= WORK ITEM =
Using the listing that follows, return every line with the word "partitions".
*****
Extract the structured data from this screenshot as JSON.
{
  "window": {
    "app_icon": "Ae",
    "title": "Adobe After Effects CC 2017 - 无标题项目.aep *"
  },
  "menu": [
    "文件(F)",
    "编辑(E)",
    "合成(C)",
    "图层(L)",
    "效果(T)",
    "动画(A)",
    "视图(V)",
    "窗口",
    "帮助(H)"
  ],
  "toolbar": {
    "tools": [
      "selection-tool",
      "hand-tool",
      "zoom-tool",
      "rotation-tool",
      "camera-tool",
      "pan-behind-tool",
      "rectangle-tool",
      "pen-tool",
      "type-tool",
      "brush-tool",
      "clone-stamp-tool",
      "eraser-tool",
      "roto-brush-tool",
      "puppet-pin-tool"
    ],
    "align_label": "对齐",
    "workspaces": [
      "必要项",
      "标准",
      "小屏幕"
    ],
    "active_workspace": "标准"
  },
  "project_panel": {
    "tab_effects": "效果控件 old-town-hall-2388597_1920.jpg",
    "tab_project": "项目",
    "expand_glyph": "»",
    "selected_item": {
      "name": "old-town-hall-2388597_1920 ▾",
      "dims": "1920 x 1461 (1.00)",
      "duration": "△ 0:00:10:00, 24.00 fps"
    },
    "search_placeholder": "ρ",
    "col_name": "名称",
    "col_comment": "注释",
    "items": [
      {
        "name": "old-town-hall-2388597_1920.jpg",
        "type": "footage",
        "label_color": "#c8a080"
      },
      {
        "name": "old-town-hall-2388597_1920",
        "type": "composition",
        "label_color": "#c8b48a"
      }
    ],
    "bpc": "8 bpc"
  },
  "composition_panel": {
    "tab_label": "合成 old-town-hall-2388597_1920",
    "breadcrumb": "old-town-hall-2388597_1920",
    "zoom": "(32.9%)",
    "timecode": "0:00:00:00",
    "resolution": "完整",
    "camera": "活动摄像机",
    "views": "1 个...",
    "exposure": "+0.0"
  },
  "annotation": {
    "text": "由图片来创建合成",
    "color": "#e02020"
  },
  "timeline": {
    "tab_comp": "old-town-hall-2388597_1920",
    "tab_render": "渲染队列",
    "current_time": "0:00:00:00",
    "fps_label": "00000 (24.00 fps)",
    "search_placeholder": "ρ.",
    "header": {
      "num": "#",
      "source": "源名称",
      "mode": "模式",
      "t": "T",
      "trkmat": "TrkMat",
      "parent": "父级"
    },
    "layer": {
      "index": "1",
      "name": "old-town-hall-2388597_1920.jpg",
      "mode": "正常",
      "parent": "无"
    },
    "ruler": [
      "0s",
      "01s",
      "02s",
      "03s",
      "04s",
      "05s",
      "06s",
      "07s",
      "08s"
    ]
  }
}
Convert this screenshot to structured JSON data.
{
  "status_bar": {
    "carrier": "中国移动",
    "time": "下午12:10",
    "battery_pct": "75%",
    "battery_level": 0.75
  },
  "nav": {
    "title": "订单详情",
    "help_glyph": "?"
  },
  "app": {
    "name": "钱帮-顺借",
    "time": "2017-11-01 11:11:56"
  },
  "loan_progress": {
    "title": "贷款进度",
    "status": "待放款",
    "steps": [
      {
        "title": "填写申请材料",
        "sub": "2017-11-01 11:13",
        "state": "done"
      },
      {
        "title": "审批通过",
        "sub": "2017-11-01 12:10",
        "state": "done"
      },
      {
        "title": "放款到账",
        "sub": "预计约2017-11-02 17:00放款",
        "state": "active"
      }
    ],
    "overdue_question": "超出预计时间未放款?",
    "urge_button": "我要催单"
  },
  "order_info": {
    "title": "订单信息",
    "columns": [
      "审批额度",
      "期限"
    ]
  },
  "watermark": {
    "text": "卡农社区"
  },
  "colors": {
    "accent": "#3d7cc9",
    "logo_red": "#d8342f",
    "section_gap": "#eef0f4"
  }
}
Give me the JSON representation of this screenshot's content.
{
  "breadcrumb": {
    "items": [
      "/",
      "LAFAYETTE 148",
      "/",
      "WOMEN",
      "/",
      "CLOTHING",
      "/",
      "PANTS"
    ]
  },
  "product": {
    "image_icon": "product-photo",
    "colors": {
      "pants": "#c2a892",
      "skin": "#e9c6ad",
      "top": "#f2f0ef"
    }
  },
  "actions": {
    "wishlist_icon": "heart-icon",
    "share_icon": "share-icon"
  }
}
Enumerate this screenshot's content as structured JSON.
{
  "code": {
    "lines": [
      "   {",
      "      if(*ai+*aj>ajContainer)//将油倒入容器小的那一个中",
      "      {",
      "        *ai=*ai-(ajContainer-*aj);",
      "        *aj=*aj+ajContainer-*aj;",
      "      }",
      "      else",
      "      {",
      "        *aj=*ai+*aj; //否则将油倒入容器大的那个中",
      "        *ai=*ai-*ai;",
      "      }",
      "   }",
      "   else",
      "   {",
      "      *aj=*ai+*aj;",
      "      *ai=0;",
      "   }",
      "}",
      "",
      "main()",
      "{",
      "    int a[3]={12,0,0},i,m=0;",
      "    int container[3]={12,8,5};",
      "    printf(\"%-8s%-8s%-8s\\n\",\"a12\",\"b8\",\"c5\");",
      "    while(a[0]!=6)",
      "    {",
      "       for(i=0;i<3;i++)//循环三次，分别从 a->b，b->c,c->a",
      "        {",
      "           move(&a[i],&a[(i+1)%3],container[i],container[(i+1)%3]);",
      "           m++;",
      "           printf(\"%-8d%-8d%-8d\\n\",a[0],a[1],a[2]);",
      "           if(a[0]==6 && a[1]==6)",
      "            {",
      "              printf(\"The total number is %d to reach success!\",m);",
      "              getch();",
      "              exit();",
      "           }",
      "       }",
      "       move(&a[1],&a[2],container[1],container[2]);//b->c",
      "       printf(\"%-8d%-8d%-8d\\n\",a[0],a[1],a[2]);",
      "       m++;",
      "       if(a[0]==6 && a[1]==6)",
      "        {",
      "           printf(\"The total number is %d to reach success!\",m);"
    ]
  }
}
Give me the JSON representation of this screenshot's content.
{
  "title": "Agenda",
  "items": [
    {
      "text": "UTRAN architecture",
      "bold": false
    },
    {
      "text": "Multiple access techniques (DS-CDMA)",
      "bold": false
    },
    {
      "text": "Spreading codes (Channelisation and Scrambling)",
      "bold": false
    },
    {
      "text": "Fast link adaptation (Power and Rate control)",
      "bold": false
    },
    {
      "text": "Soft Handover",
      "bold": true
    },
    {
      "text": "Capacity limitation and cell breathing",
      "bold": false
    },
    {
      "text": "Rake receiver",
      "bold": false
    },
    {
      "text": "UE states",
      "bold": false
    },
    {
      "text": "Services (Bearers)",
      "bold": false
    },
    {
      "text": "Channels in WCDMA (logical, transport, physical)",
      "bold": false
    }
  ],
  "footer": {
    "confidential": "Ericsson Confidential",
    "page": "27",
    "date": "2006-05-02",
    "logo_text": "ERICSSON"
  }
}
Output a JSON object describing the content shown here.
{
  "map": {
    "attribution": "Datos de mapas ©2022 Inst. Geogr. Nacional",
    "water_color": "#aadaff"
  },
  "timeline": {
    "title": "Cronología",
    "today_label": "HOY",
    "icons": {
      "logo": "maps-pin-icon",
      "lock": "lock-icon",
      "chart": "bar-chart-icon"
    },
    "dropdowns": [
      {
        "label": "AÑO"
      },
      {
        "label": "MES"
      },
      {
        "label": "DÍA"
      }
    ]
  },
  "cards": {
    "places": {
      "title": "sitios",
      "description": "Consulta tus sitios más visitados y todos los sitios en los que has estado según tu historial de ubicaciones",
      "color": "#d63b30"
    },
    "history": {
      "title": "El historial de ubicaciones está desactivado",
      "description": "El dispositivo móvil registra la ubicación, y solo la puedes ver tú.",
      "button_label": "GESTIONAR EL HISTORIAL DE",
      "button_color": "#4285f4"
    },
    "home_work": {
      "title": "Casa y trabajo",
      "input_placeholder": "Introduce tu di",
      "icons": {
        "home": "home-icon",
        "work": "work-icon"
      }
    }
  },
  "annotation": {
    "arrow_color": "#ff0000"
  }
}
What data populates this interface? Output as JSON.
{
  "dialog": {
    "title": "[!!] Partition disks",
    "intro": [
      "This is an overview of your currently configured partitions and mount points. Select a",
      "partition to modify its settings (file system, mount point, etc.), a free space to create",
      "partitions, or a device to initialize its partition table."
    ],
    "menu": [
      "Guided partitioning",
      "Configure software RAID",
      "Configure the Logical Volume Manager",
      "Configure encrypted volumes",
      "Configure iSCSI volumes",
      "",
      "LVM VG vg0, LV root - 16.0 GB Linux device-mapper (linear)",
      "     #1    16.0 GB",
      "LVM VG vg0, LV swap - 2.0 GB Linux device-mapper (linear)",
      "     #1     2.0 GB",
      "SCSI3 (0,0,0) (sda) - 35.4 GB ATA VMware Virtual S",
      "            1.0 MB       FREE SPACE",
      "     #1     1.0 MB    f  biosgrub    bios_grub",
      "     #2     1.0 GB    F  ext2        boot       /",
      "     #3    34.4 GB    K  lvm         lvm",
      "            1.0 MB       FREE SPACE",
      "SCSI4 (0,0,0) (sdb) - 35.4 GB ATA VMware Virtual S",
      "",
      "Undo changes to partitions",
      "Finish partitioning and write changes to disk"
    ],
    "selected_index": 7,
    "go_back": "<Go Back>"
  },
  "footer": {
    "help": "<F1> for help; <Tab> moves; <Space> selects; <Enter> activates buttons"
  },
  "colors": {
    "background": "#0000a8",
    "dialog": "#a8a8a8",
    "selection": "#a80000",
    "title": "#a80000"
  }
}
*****
= ANSWER TO THE PROBLEM =
      "This is an overview of your currently configured partitions and mount points. Select a",
      "partitions, or a device to initialize its partition table."
      "Undo changes to partitions",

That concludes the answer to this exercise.